Who needs evidence when you have bogus emotional appeals? That seems to be the reasoning behind the EU Parliament legal affairs committee's decision to approve a plan to extend performance copyrights from 50 to 95 years. This despite a coalition of intellectual property experts who pointed out that such extension harms innovation and only serves to help the record labels. It also ignored plenty of research on the harm done by copyright extension. There is, once again, simply no good reason to retroactively change the deal that was made between the musicians and the public at the time of creation. This is nothing more than defrauding the public, by going back on a clear deal that was made. And, for what? The money (despite the slick marketing campaign) isn't going to musicians for the most part. It's going directly into the coffers of (you guessed it) the major record labels. None of this appears to have been addressed by the committee -- which seems to have fallen for the "we must keep paying those poor session musicians for a single performance they made 90 years ago" marketing campaign. This still isn't final -- it still needs to be approved by the Council of Ministers, but the fact that it's even gotten this far is troubling.
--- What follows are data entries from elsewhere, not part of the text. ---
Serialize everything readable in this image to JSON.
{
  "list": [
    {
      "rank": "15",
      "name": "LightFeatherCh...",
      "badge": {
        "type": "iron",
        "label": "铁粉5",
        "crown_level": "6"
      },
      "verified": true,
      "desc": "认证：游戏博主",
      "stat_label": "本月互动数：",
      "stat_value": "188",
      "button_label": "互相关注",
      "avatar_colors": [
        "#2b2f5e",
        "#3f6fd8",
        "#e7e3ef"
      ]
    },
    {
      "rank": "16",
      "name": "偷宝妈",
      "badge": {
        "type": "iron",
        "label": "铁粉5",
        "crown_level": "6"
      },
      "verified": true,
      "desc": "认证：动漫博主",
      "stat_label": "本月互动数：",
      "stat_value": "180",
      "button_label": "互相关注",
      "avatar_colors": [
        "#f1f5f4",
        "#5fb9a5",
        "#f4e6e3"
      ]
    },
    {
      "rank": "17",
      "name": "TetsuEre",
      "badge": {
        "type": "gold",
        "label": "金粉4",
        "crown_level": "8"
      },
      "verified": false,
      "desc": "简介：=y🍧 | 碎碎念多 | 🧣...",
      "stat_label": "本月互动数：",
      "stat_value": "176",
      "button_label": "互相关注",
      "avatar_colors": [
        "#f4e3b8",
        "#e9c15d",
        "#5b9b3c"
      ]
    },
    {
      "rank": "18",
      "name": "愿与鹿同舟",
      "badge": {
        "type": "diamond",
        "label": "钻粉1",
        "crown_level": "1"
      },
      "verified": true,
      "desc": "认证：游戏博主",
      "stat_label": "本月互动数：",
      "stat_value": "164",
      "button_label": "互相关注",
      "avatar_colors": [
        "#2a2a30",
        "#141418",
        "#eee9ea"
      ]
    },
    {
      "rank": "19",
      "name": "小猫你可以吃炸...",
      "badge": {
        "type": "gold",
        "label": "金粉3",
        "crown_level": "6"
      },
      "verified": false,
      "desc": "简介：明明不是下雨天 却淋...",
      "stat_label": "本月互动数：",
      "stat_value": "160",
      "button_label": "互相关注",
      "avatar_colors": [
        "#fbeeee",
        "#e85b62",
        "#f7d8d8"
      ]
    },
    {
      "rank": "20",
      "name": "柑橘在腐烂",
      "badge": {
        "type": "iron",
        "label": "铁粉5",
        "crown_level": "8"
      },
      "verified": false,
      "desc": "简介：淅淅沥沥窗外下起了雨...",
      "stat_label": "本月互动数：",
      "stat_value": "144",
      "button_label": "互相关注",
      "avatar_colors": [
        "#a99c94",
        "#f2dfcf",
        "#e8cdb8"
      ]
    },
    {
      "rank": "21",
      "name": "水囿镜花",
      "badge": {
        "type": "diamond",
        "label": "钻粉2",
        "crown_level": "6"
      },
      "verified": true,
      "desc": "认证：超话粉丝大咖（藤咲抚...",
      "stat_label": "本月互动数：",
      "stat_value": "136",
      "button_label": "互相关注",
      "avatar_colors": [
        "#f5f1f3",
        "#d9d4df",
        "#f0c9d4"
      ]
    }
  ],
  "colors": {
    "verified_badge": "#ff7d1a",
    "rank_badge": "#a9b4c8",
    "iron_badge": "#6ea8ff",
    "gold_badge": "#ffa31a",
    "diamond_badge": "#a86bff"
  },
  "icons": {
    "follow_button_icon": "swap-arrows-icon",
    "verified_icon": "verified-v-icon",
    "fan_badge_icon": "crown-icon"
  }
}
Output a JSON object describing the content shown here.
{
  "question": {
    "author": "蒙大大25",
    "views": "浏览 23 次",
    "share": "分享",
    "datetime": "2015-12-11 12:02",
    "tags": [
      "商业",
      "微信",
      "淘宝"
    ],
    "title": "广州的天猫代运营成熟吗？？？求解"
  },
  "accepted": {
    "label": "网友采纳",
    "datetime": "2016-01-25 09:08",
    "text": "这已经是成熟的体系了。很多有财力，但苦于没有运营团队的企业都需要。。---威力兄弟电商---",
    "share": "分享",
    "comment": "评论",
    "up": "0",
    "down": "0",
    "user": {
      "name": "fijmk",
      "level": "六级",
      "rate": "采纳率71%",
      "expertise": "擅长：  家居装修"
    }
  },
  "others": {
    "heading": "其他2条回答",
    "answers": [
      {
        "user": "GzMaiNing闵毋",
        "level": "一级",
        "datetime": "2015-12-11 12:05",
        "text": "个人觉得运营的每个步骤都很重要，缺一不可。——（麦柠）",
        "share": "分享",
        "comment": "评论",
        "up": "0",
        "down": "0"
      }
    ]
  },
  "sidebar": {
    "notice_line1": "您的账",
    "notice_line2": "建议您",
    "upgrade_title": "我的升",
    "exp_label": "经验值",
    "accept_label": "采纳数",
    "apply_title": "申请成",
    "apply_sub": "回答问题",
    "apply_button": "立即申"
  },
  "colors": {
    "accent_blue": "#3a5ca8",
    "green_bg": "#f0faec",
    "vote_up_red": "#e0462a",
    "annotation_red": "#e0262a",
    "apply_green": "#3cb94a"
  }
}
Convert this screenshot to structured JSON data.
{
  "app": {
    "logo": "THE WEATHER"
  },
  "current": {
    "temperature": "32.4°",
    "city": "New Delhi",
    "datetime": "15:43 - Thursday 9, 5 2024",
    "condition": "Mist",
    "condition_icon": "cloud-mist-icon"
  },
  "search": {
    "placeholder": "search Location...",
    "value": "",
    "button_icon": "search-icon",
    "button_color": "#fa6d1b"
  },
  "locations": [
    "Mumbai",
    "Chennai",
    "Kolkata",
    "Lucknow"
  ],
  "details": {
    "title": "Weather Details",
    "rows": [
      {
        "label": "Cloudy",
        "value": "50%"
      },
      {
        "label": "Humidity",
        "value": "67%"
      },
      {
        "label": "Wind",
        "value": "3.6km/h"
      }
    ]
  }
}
If you liked this post, you may also be interested in...
- Why The USTR Is Working So Hard To Kill American Innovation And The Economy
- US Court Secretly Lets Government Share Megaupload Evidence With Copyright Industry
- Ridiculous: Why Is Any Country Supporting Locking In Life + 70 Copyright Term Protection?
- UK Court Rules That Software Functionality Is Not Subject To Copyright
- Appeals Court Considers Overturning Ruling That APIs Can't Be Covered By Copyright